- **What needs to be done**
Locate the word "episode" in the entries below, then gather every line that holds it.

Segment Start: Records to process

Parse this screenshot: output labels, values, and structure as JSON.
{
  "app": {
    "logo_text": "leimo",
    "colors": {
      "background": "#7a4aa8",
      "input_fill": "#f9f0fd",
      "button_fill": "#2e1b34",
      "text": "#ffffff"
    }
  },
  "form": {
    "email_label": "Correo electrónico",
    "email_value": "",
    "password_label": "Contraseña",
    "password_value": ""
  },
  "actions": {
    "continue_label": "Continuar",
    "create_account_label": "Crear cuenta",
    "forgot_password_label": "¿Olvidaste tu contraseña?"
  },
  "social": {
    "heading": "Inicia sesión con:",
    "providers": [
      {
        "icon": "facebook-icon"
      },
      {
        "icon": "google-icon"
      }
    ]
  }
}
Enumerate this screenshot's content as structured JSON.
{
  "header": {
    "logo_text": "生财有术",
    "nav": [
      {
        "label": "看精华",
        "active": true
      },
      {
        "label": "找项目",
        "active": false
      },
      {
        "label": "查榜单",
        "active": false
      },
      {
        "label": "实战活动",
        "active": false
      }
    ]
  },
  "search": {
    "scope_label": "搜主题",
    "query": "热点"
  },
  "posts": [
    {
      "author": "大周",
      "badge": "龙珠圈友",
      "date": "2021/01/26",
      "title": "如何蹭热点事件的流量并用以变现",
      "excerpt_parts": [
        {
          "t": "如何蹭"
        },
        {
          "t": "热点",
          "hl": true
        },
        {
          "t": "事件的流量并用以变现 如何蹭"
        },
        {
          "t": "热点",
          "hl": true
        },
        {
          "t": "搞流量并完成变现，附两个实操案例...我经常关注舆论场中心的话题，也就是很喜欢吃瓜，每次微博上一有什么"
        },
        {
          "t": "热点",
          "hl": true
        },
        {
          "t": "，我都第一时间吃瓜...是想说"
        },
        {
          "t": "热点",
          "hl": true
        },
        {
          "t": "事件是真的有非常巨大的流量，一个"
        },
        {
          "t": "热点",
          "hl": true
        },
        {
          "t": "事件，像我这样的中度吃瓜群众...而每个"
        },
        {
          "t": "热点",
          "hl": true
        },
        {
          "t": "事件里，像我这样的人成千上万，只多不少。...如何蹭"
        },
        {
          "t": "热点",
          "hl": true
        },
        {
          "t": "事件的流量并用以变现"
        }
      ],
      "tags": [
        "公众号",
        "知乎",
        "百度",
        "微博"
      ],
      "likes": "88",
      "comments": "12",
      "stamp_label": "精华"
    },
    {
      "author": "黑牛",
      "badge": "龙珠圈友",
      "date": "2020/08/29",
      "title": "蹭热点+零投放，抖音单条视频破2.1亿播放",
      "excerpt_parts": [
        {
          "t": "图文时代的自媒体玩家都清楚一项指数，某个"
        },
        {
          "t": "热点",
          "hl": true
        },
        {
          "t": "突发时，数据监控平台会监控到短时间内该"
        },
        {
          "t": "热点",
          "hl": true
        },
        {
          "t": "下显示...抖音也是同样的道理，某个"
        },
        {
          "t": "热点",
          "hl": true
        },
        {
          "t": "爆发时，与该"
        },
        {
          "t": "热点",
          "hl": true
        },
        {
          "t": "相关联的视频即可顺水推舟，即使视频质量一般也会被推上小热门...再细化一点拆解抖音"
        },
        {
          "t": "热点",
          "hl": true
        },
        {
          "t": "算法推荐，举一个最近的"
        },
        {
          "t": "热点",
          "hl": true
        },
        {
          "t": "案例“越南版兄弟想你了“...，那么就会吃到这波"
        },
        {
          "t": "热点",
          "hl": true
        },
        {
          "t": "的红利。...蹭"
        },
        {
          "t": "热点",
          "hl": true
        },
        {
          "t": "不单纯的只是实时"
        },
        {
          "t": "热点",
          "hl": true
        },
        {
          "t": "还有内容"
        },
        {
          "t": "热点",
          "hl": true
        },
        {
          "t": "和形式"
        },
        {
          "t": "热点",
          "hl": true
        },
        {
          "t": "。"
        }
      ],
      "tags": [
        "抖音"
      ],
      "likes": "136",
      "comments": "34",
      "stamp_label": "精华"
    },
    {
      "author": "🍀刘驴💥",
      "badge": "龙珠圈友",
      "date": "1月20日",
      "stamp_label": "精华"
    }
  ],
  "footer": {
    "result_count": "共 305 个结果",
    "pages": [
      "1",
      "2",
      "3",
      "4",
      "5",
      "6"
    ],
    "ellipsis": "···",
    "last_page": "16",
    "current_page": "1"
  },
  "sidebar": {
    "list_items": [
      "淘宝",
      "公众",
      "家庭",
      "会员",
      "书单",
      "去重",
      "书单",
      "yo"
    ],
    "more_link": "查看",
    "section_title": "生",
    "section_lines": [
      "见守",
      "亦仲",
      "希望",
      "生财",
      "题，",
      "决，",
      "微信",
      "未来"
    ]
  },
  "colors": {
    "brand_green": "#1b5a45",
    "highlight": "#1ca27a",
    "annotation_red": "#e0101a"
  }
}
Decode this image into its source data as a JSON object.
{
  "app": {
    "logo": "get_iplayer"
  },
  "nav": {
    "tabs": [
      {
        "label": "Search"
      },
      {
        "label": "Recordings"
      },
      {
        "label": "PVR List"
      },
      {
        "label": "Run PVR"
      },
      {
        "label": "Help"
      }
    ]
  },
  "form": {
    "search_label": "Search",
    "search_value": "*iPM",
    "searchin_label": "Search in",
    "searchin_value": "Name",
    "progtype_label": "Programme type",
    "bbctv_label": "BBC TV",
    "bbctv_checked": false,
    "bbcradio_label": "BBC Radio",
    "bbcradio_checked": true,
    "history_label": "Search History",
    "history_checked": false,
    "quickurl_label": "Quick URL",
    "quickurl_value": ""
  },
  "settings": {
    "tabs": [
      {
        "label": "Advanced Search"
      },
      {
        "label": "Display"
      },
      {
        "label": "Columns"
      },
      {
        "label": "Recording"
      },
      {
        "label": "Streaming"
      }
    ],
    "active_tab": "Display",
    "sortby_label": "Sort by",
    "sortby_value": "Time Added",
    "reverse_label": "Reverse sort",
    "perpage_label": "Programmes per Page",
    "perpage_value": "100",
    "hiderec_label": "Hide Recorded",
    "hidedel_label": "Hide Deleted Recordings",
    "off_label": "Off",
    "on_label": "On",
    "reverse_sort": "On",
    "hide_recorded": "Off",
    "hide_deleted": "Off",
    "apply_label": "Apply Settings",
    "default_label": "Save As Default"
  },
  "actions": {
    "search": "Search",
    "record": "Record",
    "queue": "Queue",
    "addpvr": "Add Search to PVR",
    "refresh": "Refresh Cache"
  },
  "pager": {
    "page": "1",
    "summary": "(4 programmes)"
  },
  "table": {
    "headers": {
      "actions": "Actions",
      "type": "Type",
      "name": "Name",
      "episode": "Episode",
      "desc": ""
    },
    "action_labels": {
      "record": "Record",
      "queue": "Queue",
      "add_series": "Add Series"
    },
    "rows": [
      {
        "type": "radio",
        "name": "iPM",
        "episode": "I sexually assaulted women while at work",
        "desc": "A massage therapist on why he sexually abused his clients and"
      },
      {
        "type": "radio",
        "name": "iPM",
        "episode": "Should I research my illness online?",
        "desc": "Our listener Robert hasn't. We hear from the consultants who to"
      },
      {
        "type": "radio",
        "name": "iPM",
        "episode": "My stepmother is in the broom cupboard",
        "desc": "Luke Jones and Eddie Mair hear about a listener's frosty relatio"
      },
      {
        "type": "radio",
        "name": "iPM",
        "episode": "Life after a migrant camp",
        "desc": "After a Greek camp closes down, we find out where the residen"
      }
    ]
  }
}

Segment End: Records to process

- **Written response**
      "episode": "Episode",
        "episode": "I sexually assaulted women while at work",
        "episode": "Should I research my illness online?",
        "episode": "My stepmother is in the broom cupboard",
        "episode": "Life after a migrant camp",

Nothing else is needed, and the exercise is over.